S4.2 Monday, Jan. 5 09:00 Solving complexes of cryptic species by using detailed analyses on jaw morphology in asexual rotifers FONTANETO, D.; National Research Council, Institute of Ecosystem Study, CNR-ISE, Largo Tonolli 50, 28922 Verbania Pallanza ITALY firstname.lastname@example.org http://www.ise.cnr.it/people/researcher/fontaneto
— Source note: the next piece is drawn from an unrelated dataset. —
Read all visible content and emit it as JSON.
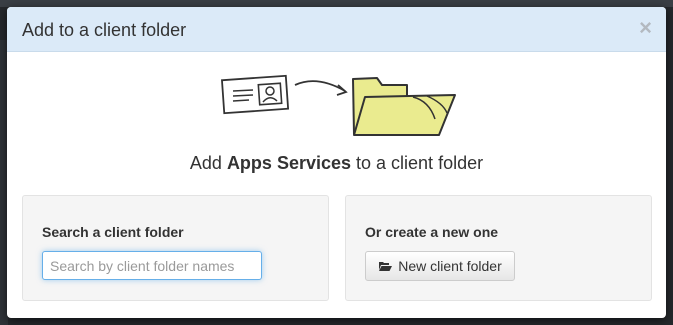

Jaws in rotifers, called trophi, are among the most important hard structure used for taxonomy and systematics. Selection on feeding ecology acts on these features and produced a wide array of shapes and adaptations, including filtering, piercing, grasping, pumping, etc. Bdelloid rotifers are completely asexual and morphological diversification in their trophi happened without the potentials offered by sexual recombination. I will review the approaches that have been used to couple studies on molecular evolution, mostly through phylogenetic approaches, and studies on morphological diversification of trophi, mostly through geometric morphometrics. Such studies cover both macroevolutionary scenarios and microevolutionary detailed analyses of differences between cryptic species and comparisons between populations. Evolution in the absence of sexual recombination in animals is an intriguing topic, and I will suggest further ways to use rotifer jaws as an invaluable window to explore evolutionary changes.